### ACTIVITY:
Please return the lines of the data that contain "VINO".
=== DATA ===
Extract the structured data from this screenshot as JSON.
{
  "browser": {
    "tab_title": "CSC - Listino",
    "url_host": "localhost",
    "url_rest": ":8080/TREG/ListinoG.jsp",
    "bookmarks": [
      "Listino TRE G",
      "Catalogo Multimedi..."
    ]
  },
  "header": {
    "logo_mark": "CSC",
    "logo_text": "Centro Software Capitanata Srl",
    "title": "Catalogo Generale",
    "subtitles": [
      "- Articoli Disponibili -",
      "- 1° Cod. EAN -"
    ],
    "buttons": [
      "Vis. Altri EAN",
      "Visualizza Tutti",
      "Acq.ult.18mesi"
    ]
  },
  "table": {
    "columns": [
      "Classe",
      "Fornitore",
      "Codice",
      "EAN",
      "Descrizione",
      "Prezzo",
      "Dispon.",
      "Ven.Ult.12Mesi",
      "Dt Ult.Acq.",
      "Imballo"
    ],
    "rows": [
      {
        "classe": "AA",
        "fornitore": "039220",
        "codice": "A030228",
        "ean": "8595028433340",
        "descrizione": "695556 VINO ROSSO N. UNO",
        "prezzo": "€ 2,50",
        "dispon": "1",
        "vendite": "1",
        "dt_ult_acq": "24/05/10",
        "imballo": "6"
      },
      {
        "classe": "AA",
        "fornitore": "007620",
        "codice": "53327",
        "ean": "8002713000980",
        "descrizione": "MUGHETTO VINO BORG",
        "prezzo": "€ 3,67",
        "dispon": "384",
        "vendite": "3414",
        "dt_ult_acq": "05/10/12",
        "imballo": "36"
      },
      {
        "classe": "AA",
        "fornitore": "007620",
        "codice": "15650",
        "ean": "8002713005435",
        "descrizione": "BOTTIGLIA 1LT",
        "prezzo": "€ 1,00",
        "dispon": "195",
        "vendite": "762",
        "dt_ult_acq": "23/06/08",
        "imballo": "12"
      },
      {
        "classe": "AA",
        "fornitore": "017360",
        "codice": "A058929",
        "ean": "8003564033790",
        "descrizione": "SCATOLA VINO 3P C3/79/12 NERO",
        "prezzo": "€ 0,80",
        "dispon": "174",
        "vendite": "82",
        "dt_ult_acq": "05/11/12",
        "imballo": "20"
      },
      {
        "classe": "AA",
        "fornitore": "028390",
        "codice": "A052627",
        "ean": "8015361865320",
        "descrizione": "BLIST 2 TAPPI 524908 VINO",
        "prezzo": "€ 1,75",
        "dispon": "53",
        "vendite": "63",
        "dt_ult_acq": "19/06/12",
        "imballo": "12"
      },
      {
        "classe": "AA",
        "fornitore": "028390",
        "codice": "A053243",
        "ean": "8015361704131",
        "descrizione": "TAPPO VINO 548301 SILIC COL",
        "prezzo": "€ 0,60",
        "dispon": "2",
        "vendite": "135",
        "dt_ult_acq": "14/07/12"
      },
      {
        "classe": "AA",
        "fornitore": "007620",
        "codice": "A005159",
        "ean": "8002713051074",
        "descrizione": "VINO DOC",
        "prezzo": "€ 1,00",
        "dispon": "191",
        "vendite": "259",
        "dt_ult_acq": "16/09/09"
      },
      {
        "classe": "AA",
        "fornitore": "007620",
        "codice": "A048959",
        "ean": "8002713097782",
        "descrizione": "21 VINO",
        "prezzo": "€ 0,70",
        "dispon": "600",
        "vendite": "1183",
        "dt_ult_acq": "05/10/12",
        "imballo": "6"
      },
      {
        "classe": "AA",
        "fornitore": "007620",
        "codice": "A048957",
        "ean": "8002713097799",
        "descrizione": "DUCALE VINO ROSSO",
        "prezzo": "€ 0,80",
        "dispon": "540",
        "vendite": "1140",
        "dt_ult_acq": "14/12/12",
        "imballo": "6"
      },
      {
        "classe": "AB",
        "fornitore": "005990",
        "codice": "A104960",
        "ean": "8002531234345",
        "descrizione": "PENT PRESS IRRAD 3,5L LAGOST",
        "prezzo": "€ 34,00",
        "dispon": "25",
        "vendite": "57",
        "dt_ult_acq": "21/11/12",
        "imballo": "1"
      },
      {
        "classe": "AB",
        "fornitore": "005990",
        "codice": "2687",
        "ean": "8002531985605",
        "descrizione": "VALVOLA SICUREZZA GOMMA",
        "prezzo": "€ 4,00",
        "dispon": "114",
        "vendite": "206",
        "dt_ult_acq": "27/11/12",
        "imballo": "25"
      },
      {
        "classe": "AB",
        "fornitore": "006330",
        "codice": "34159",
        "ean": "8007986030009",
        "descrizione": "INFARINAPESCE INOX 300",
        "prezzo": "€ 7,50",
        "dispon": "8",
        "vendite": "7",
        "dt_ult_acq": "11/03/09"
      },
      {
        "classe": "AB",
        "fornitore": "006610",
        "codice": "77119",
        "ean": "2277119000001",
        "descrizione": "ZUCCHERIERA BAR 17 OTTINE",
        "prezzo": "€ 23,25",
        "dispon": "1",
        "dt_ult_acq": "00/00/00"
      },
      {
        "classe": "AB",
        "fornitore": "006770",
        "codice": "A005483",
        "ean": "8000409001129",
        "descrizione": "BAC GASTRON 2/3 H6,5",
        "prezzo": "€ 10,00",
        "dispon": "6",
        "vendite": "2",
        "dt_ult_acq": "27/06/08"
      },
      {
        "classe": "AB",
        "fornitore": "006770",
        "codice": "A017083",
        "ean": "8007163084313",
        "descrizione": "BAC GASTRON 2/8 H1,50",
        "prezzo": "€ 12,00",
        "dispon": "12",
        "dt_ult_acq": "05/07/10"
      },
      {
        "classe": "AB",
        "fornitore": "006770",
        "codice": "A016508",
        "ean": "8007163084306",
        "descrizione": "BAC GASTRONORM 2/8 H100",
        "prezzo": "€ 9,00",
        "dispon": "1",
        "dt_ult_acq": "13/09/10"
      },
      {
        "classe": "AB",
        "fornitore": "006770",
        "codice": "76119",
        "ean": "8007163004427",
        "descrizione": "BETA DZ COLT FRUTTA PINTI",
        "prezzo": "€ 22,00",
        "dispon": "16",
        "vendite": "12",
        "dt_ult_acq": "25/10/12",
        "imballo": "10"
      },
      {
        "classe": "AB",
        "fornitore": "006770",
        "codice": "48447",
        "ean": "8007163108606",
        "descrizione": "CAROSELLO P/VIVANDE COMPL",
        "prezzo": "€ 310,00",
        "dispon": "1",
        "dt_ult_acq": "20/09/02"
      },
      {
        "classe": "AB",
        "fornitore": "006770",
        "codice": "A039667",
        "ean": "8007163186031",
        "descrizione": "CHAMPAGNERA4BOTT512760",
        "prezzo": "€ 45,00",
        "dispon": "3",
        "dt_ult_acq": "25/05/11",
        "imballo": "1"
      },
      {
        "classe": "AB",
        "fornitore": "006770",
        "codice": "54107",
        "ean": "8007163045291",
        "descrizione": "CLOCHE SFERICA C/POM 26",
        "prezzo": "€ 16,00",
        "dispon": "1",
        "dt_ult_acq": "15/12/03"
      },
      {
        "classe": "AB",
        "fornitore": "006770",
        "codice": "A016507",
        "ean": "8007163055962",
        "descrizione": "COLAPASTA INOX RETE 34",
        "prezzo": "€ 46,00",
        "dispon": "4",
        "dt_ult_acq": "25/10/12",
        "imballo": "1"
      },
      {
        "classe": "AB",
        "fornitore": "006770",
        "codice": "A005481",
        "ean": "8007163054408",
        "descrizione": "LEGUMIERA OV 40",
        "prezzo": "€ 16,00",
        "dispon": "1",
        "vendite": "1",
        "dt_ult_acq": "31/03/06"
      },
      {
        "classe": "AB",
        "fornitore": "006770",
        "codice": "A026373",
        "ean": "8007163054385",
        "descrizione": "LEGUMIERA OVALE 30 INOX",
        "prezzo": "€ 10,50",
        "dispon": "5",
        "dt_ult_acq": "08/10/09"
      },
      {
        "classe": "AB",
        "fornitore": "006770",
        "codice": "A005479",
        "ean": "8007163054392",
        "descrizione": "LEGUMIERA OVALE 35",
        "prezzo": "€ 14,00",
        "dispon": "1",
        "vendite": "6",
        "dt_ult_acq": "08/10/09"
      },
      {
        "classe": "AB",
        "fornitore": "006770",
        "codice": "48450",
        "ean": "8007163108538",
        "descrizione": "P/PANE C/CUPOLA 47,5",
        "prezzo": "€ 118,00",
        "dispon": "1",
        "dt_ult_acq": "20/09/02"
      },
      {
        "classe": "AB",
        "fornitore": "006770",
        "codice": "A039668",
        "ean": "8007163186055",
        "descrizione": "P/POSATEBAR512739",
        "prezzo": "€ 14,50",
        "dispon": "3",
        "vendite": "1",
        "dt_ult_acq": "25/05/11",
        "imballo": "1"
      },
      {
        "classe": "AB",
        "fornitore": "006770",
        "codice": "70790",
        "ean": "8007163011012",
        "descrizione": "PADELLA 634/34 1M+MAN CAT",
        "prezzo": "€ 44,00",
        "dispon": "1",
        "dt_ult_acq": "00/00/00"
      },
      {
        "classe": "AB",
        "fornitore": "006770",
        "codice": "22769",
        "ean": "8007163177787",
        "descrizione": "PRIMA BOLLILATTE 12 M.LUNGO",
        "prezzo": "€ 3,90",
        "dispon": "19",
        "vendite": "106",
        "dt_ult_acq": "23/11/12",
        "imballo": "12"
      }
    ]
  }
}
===
### ANSWER BOX:
        "descrizione": "695556 VINO ROSSO N. UNO",
        "descrizione": "MUGHETTO VINO BORG",
        "descrizione": "SCATOLA VINO 3P C3/79/12 NERO",
        "descrizione": "BLIST 2 TAPPI 524908 VINO",
        "descrizione": "TAPPO VINO 548301 SILIC COL",
        "descrizione": "VINO DOC",
        "descrizione": "21 VINO",
        "descrizione": "DUCALE VINO ROSSO",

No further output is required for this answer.